Eva Belle (Hulling) Klipsch
Paul met Eva Belle Hulling in 1928 when he visited his mother, on his way from New York State to take his new job in Chili, South America. Belle’s family lived directly across the street in El Paso, on Montana Avenue. He saw her on the front porch, and apparently it was love at first sight. Paul wanted her to accompany him to Chili, but her father (stepfather Mr. Quaid most likely) had a problem with that, particularly in view of the fact that Paul had yet to establish living quarters down there.
Paul left alone, established quarters, and sent for Belle. Mr. Quaid was a Mason, as was Paul. Belle was accompanied by Masons on a freighter to Chili for “protection”. Upon arrival, Paul ferried out to the ship and they were married on board by Captain Renault. It was at Latitude 20-17 S / Longitude 70-17 W. While in Chili for 3 years, it appears that Belle had a job. I currently don’t know what that was. We have Paul’s home movie, A Vacation in Bolivia, taken in 1929. It is likely a belated honeymoon.
When they returned to the US in 1931, they arrived on the East Coast (probably NYC) and drove to El Paso! It took about a week. There they found that the El Paso bank had folded with all of the money they had been sending home.

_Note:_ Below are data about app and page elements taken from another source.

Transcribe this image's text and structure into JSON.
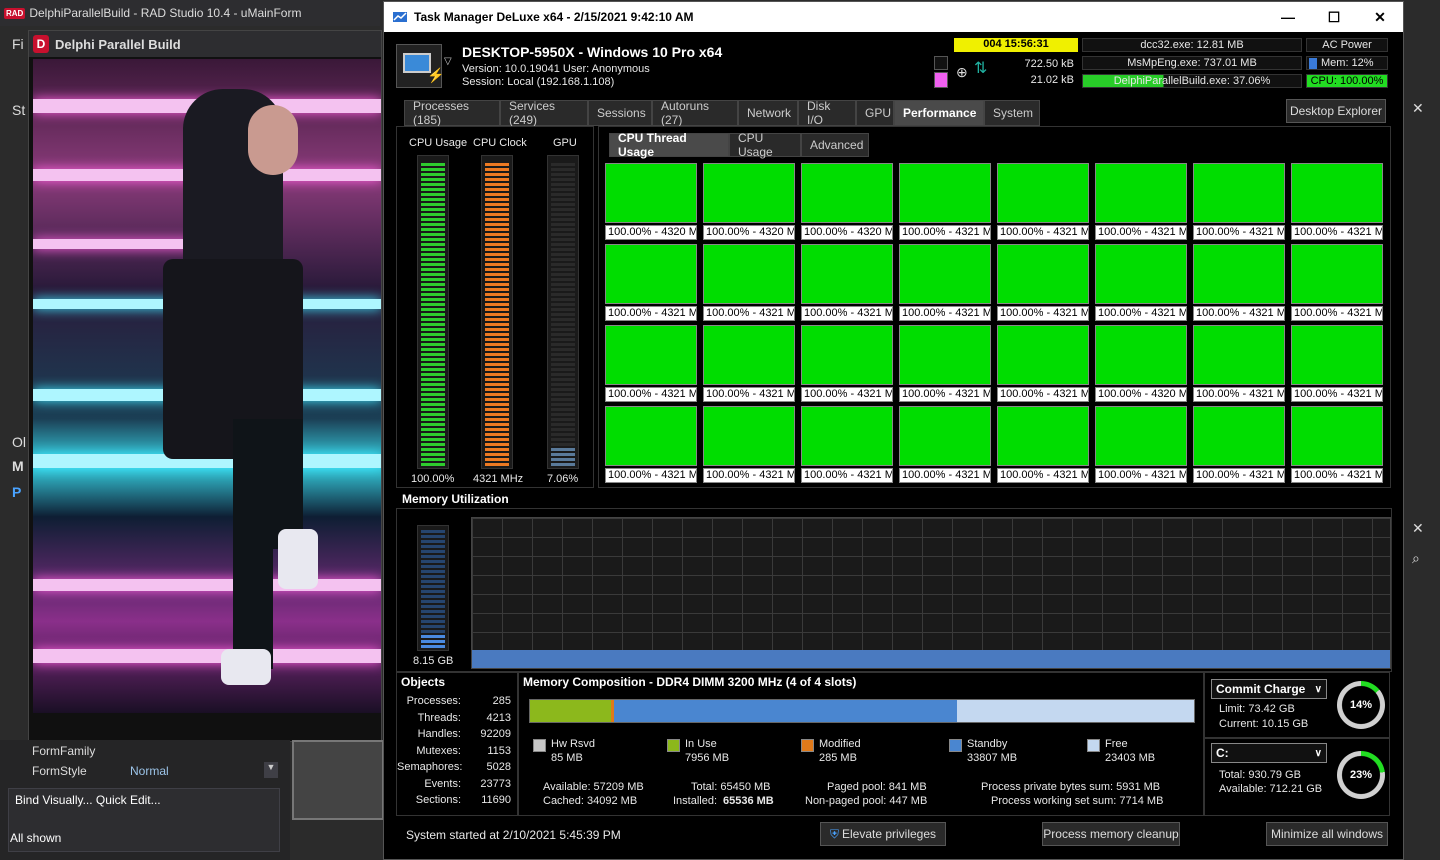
{
  "ide": {
    "title": "DelphiParallelBuild - RAD Studio 10.4 - uMainForm",
    "logo": "RAD",
    "left_labels": [
      "Fi",
      "St",
      "Ol",
      "M",
      "P"
    ]
  },
  "dpb": {
    "title": "Delphi Parallel Build",
    "logo": "D"
  },
  "props": {
    "rows": [
      {
        "name": "FormFamily",
        "value": ""
      },
      {
        "name": "FormStyle",
        "value": "Normal"
      }
    ],
    "bind_visually": "Bind Visually...  Quick Edit...",
    "all_shown": "All shown"
  },
  "tm": {
    "title": "Task Manager DeLuxe x64 - 2/15/2021 9:42:10 AM",
    "host": "DESKTOP-5950X - Windows 10 Pro x64",
    "version": "Version: 10.0.19041   User: Anonymous",
    "session": "Session: Local (192.168.1.108)",
    "uptime": "004 15:56:31",
    "net_up": "722.50 kB",
    "net_down": "21.02 kB",
    "procs": [
      "dcc32.exe: 12.81 MB",
      "MsMpEng.exe: 737.01 MB",
      "DelphiParallelBuild.exe: 37.06%"
    ],
    "power": "AC Power",
    "mem": "Mem: 12%",
    "cpu": "CPU: 100.00%",
    "tabs": [
      "Processes (185)",
      "Services (249)",
      "Sessions",
      "Autoruns (27)",
      "Network",
      "Disk I/O",
      "GPU",
      "Performance",
      "System"
    ],
    "active_tab": "Performance",
    "desktop_explorer": "Desktop Explorer",
    "gauges": [
      {
        "label": "CPU Usage",
        "value": "100.00%",
        "fraction": 1.0,
        "color": "#2ecc2e"
      },
      {
        "label": "CPU Clock",
        "value": "4321 MHz",
        "fraction": 1.0,
        "color": "#ee7a22"
      },
      {
        "label": "GPU",
        "value": "7.06%",
        "fraction": 0.07,
        "color": "#5a7a9a"
      }
    ],
    "subtabs": [
      "CPU Thread Usage",
      "CPU Usage",
      "Advanced"
    ],
    "threads": [
      "100.00% - 4320 M",
      "100.00% - 4320 M",
      "100.00% - 4320 M",
      "100.00% - 4321 M",
      "100.00% - 4321 M",
      "100.00% - 4321 M",
      "100.00% - 4321 M",
      "100.00% - 4321 M",
      "100.00% - 4321 M",
      "100.00% - 4321 M",
      "100.00% - 4321 M",
      "100.00% - 4321 M",
      "100.00% - 4321 M",
      "100.00% - 4321 M",
      "100.00% - 4321 M",
      "100.00% - 4321 M",
      "100.00% - 4321 M",
      "100.00% - 4321 M",
      "100.00% - 4321 M",
      "100.00% - 4321 M",
      "100.00% - 4321 M",
      "100.00% - 4320 M",
      "100.00% - 4321 M",
      "100.00% - 4321 M",
      "100.00% - 4321 M",
      "100.00% - 4321 M",
      "100.00% - 4321 M",
      "100.00% - 4321 M",
      "100.00% - 4321 M",
      "100.00% - 4321 M",
      "100.00% - 4321 M",
      "100.00% - 4321 M"
    ],
    "memory_title": "Memory Utilization",
    "memory_used": "8.15 GB",
    "memory_fraction": 0.12,
    "objects_title": "Objects",
    "objects": [
      {
        "k": "Processes:",
        "v": "285"
      },
      {
        "k": "Threads:",
        "v": "4213"
      },
      {
        "k": "Handles:",
        "v": "92209"
      },
      {
        "k": "Mutexes:",
        "v": "1153"
      },
      {
        "k": "Semaphores:",
        "v": "5028"
      },
      {
        "k": "Events:",
        "v": "23773"
      },
      {
        "k": "Sections:",
        "v": "11690"
      }
    ],
    "composition_title": "Memory Composition - DDR4 DIMM 3200 MHz (4 of 4 slots)",
    "composition": [
      {
        "name": "Hw Rsvd",
        "value": "85 MB",
        "color": "#c8c8c8"
      },
      {
        "name": "In Use",
        "value": "7956 MB",
        "color": "#8cb81c"
      },
      {
        "name": "Modified",
        "value": "285 MB",
        "color": "#e07a1a"
      },
      {
        "name": "Standby",
        "value": "33807 MB",
        "color": "#4a86d0"
      },
      {
        "name": "Free",
        "value": "23403 MB",
        "color": "#c4d8f0"
      }
    ],
    "available": "Available: 57209 MB",
    "cached": "Cached: 34092 MB",
    "total": "Total: 65450 MB",
    "installed_label": "Installed:",
    "installed": "65536 MB",
    "paged": "Paged pool: 841 MB",
    "nonpaged": "Non-paged pool: 447 MB",
    "private_sum": "Process private bytes sum: 5931 MB",
    "workingset_sum": "Process working set sum: 7714 MB",
    "commit_select": "Commit Charge",
    "commit_limit": "Limit: 73.42 GB",
    "commit_current": "Current: 10.15 GB",
    "commit_pct": "14%",
    "commit_fraction": 0.14,
    "drive_select": "C:",
    "drive_total": "Total: 930.79 GB",
    "drive_available": "Available: 712.21 GB",
    "drive_pct": "23%",
    "drive_fraction": 0.23,
    "system_started": "System started at 2/10/2021 5:45:39 PM",
    "elevate": "Elevate privileges",
    "cleanup": "Process memory cleanup",
    "minimize": "Minimize all windows"
  }
}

Soon “they” decided that Paul should go back to school for a graduate degree. During this time Paul would develop film, both prints and 16mm film. Belle would call out the time from outside of the darkroom.
After graduate school Paul took a job in Houston in the oil prospecting industry. It was during these years (1934 – 1939) that they went to an audio presentation put on by Bell Telephone in Houston (a Dr. Perrine, I believe). Paul got the bug big time, and Belle told him he could set up shop in the spare bedroom. The first K-horn prototype (X-1) was created there.

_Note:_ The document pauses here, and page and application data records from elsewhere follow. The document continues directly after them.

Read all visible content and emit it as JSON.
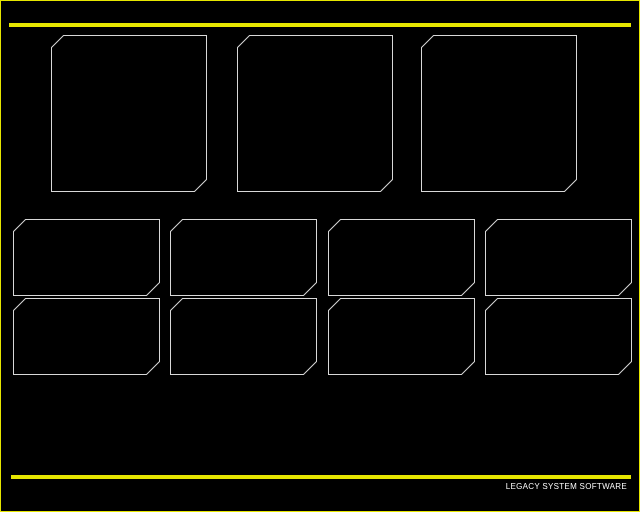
{
  "colors": {
    "background": "#000000",
    "accent": "#e6e600",
    "tile_outline": "#d8d8d8",
    "text": "#ffffff"
  },
  "footer": {
    "brand": "LEGACY SYSTEM SOFTWARE"
  }
}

I have seen accounting logbook entries to the effect: “Borrowed $5.00 from Belle”, followed shortly by “Paid back Belle $5.00”. Paul did not take a salary until 1962 or 3. Belle’s teaching salary (Hope school district) has always been proposed as their main source of sustenance after the war. However, it is apparent that Belle and her sister Bettie were heirs to some amount of Texas ranch land. This may have contributed significantly in the early years to keep Klipsch & Associates afloat. Certainly Paul’s mother’s estate did so in 1958.

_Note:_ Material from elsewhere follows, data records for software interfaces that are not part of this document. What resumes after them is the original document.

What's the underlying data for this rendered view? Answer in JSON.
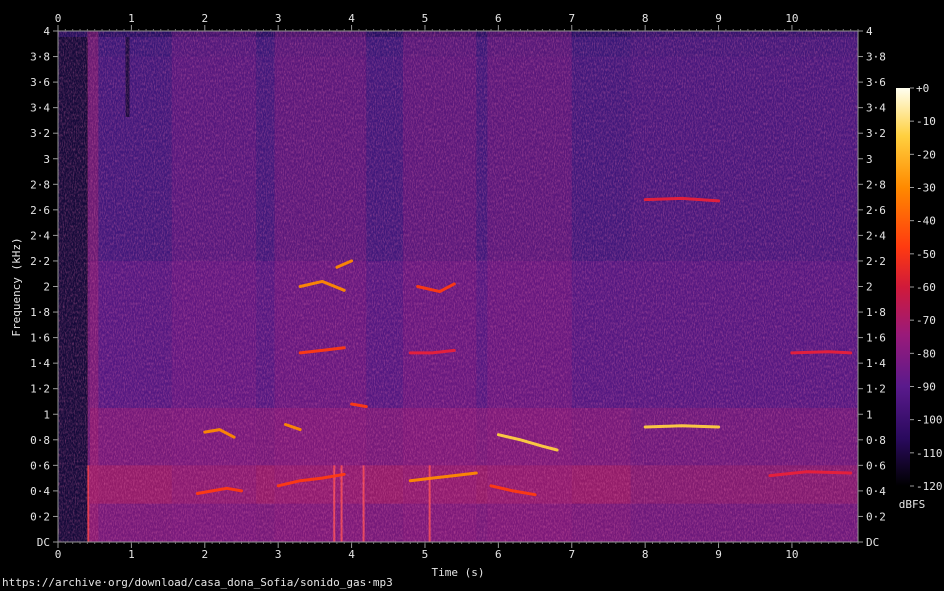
{
  "chart_data": {
    "type": "heatmap",
    "title": "",
    "xlabel": "Time (s)",
    "ylabel": "Frequency (kHz)",
    "xlim": [
      0,
      10.9
    ],
    "ylim": [
      0,
      4
    ],
    "x_ticks": [
      "0",
      "1",
      "2",
      "3",
      "4",
      "5",
      "6",
      "7",
      "8",
      "9",
      "10"
    ],
    "y_ticks": [
      "DC",
      "0·2",
      "0·4",
      "0·6",
      "0·8",
      "1",
      "1·2",
      "1·4",
      "1·6",
      "1·8",
      "2",
      "2·2",
      "2·4",
      "2·6",
      "2·8",
      "3",
      "3·2",
      "3·4",
      "3·6",
      "3·8",
      "4"
    ],
    "colorbar": {
      "unit": "dBFS",
      "range": [
        -120,
        0
      ],
      "ticks": [
        "+0",
        "-10",
        "-20",
        "-30",
        "-40",
        "-50",
        "-60",
        "-70",
        "-80",
        "-90",
        "-100",
        "-110",
        "-120"
      ],
      "colors": [
        "#000000",
        "#2a0a5e",
        "#5a1a8c",
        "#9a1a7a",
        "#d01a3a",
        "#ff3a10",
        "#ff8a00",
        "#ffd040",
        "#fffff0"
      ]
    },
    "background_colors": {
      "base": "#3a1878",
      "mid": "#7a1a88",
      "bright": "#e83050"
    },
    "harmonic_traces": [
      {
        "t": [
          1.9,
          2.1,
          2.3,
          2.5
        ],
        "khz": [
          0.38,
          0.4,
          0.42,
          0.4
        ],
        "level_db": -45
      },
      {
        "t": [
          3.0,
          3.3,
          3.6,
          3.9
        ],
        "khz": [
          0.44,
          0.48,
          0.5,
          0.53
        ],
        "level_db": -45
      },
      {
        "t": [
          3.3,
          3.6,
          3.9
        ],
        "khz": [
          2.0,
          2.04,
          1.97
        ],
        "level_db": -40
      },
      {
        "t": [
          3.3,
          3.6,
          3.9
        ],
        "khz": [
          1.48,
          1.5,
          1.52
        ],
        "level_db": -45
      },
      {
        "t": [
          2.0,
          2.2,
          2.4
        ],
        "khz": [
          0.86,
          0.88,
          0.82
        ],
        "level_db": -42
      },
      {
        "t": [
          3.1,
          3.3
        ],
        "khz": [
          0.92,
          0.88
        ],
        "level_db": -40
      },
      {
        "t": [
          3.8,
          4.0
        ],
        "khz": [
          2.15,
          2.2
        ],
        "level_db": -40
      },
      {
        "t": [
          4.8,
          5.1,
          5.4,
          5.7
        ],
        "khz": [
          0.48,
          0.5,
          0.52,
          0.54
        ],
        "level_db": -40
      },
      {
        "t": [
          4.9,
          5.2,
          5.4
        ],
        "khz": [
          2.0,
          1.96,
          2.02
        ],
        "level_db": -45
      },
      {
        "t": [
          6.0,
          6.3,
          6.6,
          6.8
        ],
        "khz": [
          0.84,
          0.8,
          0.75,
          0.72
        ],
        "level_db": -38
      },
      {
        "t": [
          5.9,
          6.2,
          6.5
        ],
        "khz": [
          0.44,
          0.4,
          0.37
        ],
        "level_db": -45
      },
      {
        "t": [
          8.0,
          8.5,
          9.0
        ],
        "khz": [
          0.9,
          0.91,
          0.9
        ],
        "level_db": -35
      },
      {
        "t": [
          8.0,
          8.5,
          9.0
        ],
        "khz": [
          2.68,
          2.69,
          2.67
        ],
        "level_db": -48
      },
      {
        "t": [
          9.7,
          10.2,
          10.8
        ],
        "khz": [
          0.52,
          0.55,
          0.54
        ],
        "level_db": -48
      },
      {
        "t": [
          10.0,
          10.5,
          10.8
        ],
        "khz": [
          1.48,
          1.49,
          1.48
        ],
        "level_db": -50
      },
      {
        "t": [
          4.0,
          4.2
        ],
        "khz": [
          1.08,
          1.06
        ],
        "level_db": -45
      },
      {
        "t": [
          4.8,
          5.1,
          5.4
        ],
        "khz": [
          1.48,
          1.48,
          1.5
        ],
        "level_db": -50
      }
    ],
    "source_url": "https://archive·org/download/casa_dona_Sofia/sonido_gas·mp3"
  }
}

Belle accompanied Paul to many if not most trade shows during the 50’s. We have several photos of her at these events. Belle was “acting secretary” to Paul, although I am not certain when this began. It was likely after Nan Taylor, who was there most of the 50’s and until at least the early 60’s. Belle belonged to the D.A.R. She died in January 1976.